News from Adobe
The presentation was around two hours long and a number of topics were covered. The things I felt were important were:
- The Automation section of the SDK will be donated to Apache as previously promised. There had been concerns that this wouldn’t happen due to legal issues. The caveat is that going through all of the automation classes and clearing them with legal folk in Adobe will take time. So we are not to hold our breath on this one. No time scale was given.
One thing that really disapointed me was the odd explanation Adobe gave for why they aren’t working on the MXML part of the Falcon compiler. Apparently, the feedback they got from the community was that the latter wanted to do the work. This is partially true, but it misses an important point: the community wanted to start work on the MXML part now, not in a year to 18 months time. I couldn’t decide if Adobe had simply missed the point or were being somewhat disingenuous over this matter.
Either way, it confirms my view that the community should turn its back on the Falcon compiler as the time scales before we can start doing worthwhile work with it are just too long. I feel therefore that I made the right decision in pushing for the community to develop their own Goshawk compiler instead.
- Adobe seem unsure of how they and the community will develop the Falcon compiler. They plan to use it in future versions of Flash Pro. When asked how they would handle the fact that they didn’t own the compiler when it came to wanting to make updates, they seemed confused by the question. They appeared to assume that any changes they would want to make would automatically be accepted by the community. Further, when asked how they planned to handle the community adding language features to the compiler and thus changing the AS3 specification, they seemed even more confused. They appeared to genuinely believe that no such change would occur. They could be in for a nasty shock in future therefore.
- I couldn’t work out whether there would be a Flash Builder 5. The slides talked only of 4.x updates, yet there was talk of a major update appearing at some time. There still appear to be no plans for 64bit support within Flash Builder sadly.
- It looks like Adobe will be releasing their Future of Flash white paper on Wednesday. One thing that it will likely contain are details of when worker threads will be coming to the flash player. The other is apparently some radical and positive news on the future of the Flash Player on Linux. My wild guess at this point is that they’ll be announcing that a third party will be taking over its maintenance. Canonical maybe? As I say though, this is just a wild guess on my part and I could be wide of the mark.

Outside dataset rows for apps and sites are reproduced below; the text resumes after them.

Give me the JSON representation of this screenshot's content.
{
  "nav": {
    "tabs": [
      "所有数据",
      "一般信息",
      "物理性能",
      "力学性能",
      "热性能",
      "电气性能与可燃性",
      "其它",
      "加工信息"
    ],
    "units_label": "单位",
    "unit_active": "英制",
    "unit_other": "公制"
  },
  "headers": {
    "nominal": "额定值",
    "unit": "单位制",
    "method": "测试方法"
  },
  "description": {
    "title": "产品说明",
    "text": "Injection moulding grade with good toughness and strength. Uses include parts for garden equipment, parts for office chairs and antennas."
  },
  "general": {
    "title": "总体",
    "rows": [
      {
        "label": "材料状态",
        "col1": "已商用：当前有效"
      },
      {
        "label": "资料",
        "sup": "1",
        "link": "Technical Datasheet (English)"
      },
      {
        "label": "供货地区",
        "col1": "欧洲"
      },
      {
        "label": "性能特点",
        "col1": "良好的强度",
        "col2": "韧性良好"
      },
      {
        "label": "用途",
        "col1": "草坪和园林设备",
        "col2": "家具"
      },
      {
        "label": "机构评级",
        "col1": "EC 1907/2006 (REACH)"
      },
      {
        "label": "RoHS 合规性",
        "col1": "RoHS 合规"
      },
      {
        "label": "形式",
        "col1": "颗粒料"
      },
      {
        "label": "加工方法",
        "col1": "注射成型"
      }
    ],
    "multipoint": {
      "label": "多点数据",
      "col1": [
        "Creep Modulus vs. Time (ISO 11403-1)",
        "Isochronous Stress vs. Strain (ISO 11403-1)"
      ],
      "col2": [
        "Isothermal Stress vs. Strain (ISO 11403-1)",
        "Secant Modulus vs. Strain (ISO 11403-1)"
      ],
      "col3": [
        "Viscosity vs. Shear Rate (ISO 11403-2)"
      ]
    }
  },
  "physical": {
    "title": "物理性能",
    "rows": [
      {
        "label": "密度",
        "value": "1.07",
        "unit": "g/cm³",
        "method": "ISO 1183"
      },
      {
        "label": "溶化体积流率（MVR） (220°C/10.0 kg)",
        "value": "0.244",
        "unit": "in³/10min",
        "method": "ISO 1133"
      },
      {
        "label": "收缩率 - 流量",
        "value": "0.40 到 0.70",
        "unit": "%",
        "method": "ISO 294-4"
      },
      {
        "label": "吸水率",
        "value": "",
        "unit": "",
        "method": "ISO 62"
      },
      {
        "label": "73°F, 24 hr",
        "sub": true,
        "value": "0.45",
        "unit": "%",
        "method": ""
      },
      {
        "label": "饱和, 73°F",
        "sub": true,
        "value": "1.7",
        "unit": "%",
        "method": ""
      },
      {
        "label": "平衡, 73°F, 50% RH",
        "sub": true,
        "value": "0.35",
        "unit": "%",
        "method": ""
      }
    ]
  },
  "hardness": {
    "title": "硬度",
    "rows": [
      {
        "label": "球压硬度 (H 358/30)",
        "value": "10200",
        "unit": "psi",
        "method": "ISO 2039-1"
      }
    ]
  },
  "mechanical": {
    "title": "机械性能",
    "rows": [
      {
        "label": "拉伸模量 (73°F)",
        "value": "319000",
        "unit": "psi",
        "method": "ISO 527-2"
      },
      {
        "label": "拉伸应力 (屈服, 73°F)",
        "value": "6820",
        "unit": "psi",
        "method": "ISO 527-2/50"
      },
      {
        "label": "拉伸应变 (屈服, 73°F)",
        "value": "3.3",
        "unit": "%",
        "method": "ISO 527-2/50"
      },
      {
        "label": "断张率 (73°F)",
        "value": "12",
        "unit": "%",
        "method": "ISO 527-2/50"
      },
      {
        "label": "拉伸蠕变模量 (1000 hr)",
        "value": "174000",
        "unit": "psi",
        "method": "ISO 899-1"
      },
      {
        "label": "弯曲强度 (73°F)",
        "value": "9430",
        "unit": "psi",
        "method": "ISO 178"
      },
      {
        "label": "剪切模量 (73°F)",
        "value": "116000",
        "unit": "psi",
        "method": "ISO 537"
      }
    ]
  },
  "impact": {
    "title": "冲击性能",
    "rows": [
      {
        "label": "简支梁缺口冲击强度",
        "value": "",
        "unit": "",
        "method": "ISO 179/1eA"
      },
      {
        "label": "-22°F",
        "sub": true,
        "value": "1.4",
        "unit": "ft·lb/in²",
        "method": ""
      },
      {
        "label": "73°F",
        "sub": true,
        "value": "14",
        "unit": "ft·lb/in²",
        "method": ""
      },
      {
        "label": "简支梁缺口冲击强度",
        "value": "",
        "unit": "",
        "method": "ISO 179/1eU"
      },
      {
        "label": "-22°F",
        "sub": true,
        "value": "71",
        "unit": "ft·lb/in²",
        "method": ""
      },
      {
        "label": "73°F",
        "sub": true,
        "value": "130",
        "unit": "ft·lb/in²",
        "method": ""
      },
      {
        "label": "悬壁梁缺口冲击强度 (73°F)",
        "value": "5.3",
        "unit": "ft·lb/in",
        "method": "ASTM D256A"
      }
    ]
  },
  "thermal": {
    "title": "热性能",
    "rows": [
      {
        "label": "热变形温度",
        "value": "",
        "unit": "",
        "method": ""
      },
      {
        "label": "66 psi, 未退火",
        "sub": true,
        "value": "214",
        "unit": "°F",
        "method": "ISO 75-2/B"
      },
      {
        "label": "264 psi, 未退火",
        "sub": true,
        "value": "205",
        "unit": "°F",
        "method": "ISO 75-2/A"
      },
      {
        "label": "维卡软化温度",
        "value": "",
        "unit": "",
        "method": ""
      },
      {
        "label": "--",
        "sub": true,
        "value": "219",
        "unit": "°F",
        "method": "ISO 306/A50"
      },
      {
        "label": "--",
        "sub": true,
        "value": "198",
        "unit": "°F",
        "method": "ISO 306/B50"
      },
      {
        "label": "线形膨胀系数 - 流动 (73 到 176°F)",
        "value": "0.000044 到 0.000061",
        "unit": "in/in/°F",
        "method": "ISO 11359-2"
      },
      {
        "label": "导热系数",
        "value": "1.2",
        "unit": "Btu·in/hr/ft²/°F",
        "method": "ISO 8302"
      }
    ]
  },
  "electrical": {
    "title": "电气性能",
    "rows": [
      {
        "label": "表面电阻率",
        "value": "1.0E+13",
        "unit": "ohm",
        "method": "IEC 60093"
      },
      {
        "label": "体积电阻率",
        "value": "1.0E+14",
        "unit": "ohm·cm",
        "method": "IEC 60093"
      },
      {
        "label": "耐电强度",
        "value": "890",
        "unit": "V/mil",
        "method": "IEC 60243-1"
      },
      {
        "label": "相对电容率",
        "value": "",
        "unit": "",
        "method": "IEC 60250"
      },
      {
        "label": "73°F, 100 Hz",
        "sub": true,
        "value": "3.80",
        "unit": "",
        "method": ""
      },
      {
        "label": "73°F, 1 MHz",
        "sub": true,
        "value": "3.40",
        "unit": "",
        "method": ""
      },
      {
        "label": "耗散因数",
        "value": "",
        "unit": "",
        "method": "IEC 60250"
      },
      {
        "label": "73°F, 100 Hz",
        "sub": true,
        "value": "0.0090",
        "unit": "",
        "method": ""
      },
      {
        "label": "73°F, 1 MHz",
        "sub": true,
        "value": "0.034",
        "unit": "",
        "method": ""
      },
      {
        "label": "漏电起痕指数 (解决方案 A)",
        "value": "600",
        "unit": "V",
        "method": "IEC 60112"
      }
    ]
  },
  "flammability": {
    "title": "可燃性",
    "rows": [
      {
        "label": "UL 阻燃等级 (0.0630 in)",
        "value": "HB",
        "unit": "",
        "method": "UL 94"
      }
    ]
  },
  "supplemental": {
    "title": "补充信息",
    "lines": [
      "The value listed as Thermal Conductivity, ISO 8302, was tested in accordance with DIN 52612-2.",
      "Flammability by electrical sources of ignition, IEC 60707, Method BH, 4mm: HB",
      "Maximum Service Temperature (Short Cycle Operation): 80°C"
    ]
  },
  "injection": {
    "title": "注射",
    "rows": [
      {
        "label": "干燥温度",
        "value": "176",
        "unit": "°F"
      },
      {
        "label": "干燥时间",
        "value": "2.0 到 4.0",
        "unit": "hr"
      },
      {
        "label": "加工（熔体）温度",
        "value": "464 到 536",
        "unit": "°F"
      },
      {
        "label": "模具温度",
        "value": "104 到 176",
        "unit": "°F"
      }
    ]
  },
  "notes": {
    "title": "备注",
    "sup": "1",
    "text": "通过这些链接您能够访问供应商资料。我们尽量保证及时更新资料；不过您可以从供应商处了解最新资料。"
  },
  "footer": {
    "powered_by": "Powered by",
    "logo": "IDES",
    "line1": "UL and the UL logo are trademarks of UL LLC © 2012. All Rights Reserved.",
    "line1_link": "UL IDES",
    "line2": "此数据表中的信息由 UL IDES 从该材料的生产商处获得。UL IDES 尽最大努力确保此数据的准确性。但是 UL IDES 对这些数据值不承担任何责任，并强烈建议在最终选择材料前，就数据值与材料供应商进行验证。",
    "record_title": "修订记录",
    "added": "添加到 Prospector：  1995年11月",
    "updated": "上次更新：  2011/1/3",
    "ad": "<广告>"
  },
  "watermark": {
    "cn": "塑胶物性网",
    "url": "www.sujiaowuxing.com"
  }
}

Peter Elst briefly presented details of Apache Flex. For me, this was by far the most disappointing part of the evening. Sadly Peter came across as very negative toward the community. He did little more than complain that the email list is full of topics that do not interest him and ridicule our efforts to develop our own compiler. Also, he seemed unaware of some of the great news we have had lately such as the fact that FlexUnit is to be donated to Apache, so we will have our own testing framework too. As he is touring around Europe with Adobe, giving these presentations to various user groups, I hope he’ll take the opportunity to make his future presentations more upbeat.
Tink gave a good upbeat presentation on his navigator components and how they have been committed to a branch of the Apache Flex SDK. There is a good chance that they will become part of a future Flex release.
At the end there was an open discussion with the audience. What I took away from that is that the community is less angry now and more just disillusioned. Adobe are making plenty of noises about how Flash has a future, but people just don’t feel they can trust them any more. Apache Flex is developing into a great community, but still people are nervous over whether it has a future. It’s a position I can completely understand. I’m trying to put a fair bit of effort into Apache Flex at the moment, yet at the back of my mind is a nagging doubt: am I wasting my time doing so?
Frustratingly I do not have a crystal ball that can show me the future. Flex remains the best by far RIA framework. It could have a great future, long after the Flash player is a technology memory. Its future doesn’t lie in the hands of people who choose based on best technologies though, so it’s future remains uncertain.